━━ MATERIAL FOR THIS EXERCISE
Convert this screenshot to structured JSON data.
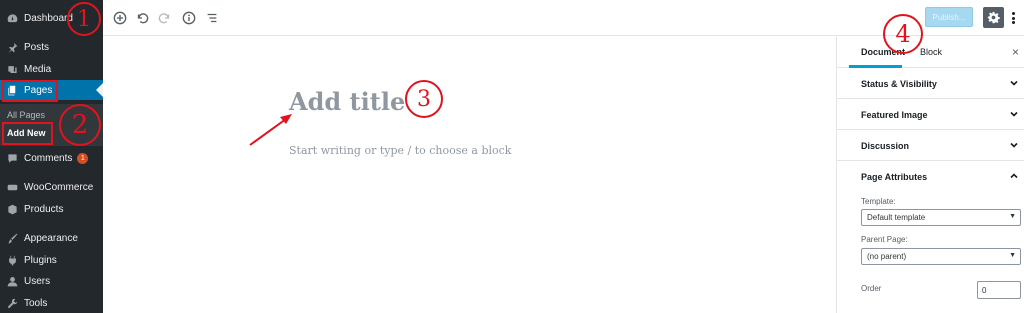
{
  "sidebar": {
    "items": [
      {
        "label": "Dashboard",
        "icon": "dashboard-icon"
      },
      {
        "label": "Posts",
        "icon": "pin-icon"
      },
      {
        "label": "Media",
        "icon": "media-icon"
      },
      {
        "label": "Pages",
        "icon": "pages-icon"
      },
      {
        "label": "Comments",
        "icon": "comment-icon",
        "badge": "1"
      },
      {
        "label": "WooCommerce",
        "icon": "woocommerce-icon"
      },
      {
        "label": "Products",
        "icon": "box-icon"
      },
      {
        "label": "Appearance",
        "icon": "brush-icon"
      },
      {
        "label": "Plugins",
        "icon": "plug-icon"
      },
      {
        "label": "Users",
        "icon": "user-icon"
      },
      {
        "label": "Tools",
        "icon": "wrench-icon"
      }
    ],
    "submenu": {
      "all_pages": "All Pages",
      "add_new": "Add New"
    }
  },
  "toolbar": {
    "publish_label": "Publish...",
    "icons": [
      "add-block-icon",
      "undo-icon",
      "redo-icon",
      "info-icon",
      "outline-icon",
      "gear-icon",
      "more-icon"
    ]
  },
  "editor": {
    "title_placeholder": "Add title",
    "block_placeholder": "Start writing or type / to choose a block"
  },
  "panel": {
    "tabs": {
      "document": "Document",
      "block": "Block"
    },
    "close": "×",
    "sections": {
      "status": "Status & Visibility",
      "featured": "Featured Image",
      "discussion": "Discussion",
      "attributes": "Page Attributes"
    },
    "template_label": "Template:",
    "template_value": "Default template",
    "parent_label": "Parent Page:",
    "parent_value": "(no parent)",
    "order_label": "Order",
    "order_value": "0"
  },
  "annotations": {
    "one": "1",
    "two": "2",
    "three": "3",
    "four": "4"
  },
  "colors": {
    "sidebar_bg": "#23282d",
    "accent": "#0073aa",
    "annotation": "#e0141e"
  }
}
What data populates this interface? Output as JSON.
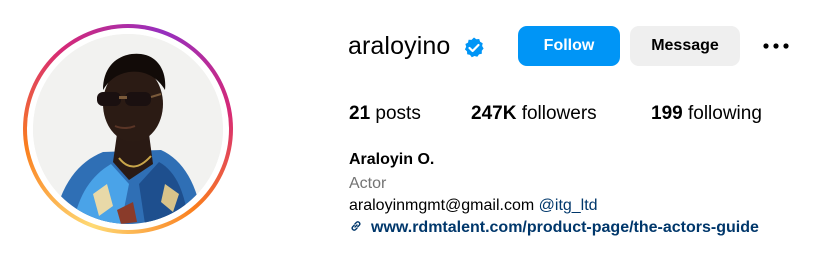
{
  "profile": {
    "username": "araloyino",
    "verified": true,
    "follow_label": "Follow",
    "message_label": "Message",
    "more_icon": "more-horizontal-icon"
  },
  "stats": {
    "posts_count": "21",
    "posts_label": " posts",
    "followers_count": "247K",
    "followers_label": " followers",
    "following_count": "199",
    "following_label": " following"
  },
  "bio": {
    "full_name": "Araloyin O.",
    "category": "Actor",
    "email": "araloyinmgmt@gmail.com",
    "mention": "@itg_ltd",
    "link_icon": "link-icon",
    "link_text": "www.rdmtalent.com/product-page/the-actors-guide"
  },
  "colors": {
    "accent_blue": "#0095f6",
    "link_blue": "#00376b",
    "secondary_text": "#737373",
    "message_button_bg": "#efefef"
  }
}
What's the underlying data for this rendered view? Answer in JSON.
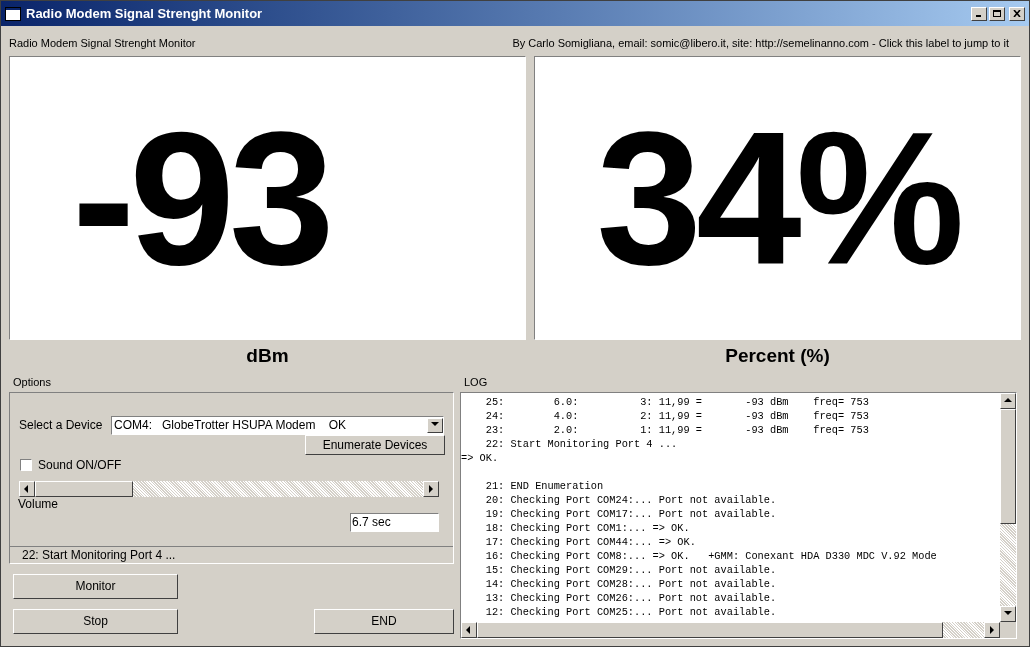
{
  "window": {
    "title": "Radio Modem Signal Strenght Monitor"
  },
  "header": {
    "app_label": "Radio Modem Signal Strenght Monitor",
    "credits_link": "By Carlo Somigliana, email: somic@libero.it, site: http://semelinanno.com - Click this label to jump to it"
  },
  "readouts": [
    {
      "value": "-93",
      "unit": "dBm"
    },
    {
      "value": "34%",
      "unit": "Percent (%)"
    }
  ],
  "options": {
    "title": "Options",
    "device_label": "Select a Device",
    "device_value": "COM4:   GlobeTrotter HSUPA Modem    OK",
    "enumerate_button": "Enumerate Devices",
    "sound": {
      "label": "Sound ON/OFF",
      "checked": false
    },
    "volume": {
      "label": "Volume",
      "level": 0
    },
    "interval": "6.7 sec",
    "status": "22: Start Monitoring Port 4 ..."
  },
  "buttons": {
    "monitor": "Monitor",
    "stop": "Stop",
    "end": "END"
  },
  "log": {
    "title": "LOG",
    "blocks": [
      [
        "    25:        6.0:          3: 11,99 =       -93 dBm    freq= 753",
        "    24:        4.0:          2: 11,99 =       -93 dBm    freq= 753",
        "    23:        2.0:          1: 11,99 =       -93 dBm    freq= 753",
        "    22: Start Monitoring Port 4 ...",
        "=> OK."
      ],
      [
        "    21: END Enumeration",
        "    20: Checking Port COM24:... Port not available.",
        "    19: Checking Port COM17:... Port not available.",
        "    18: Checking Port COM1:... => OK.",
        "    17: Checking Port COM44:... => OK.",
        "    16: Checking Port COM8:... => OK.   +GMM: Conexant HDA D330 MDC V.92 Mode",
        "    15: Checking Port COM29:... Port not available.",
        "    14: Checking Port COM28:... Port not available.",
        "    13: Checking Port COM26:... Port not available.",
        "    12: Checking Port COM25:... Port not available."
      ]
    ]
  }
}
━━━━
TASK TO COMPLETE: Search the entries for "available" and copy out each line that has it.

ANSWER SECTION:
        "    20: Checking Port COM24:... Port not available.",
        "    19: Checking Port COM17:... Port not available.",
        "    15: Checking Port COM29:... Port not available.",
        "    14: Checking Port COM28:... Port not available.",
        "    13: Checking Port COM26:... Port not available.",
        "    12: Checking Port COM25:... Port not available."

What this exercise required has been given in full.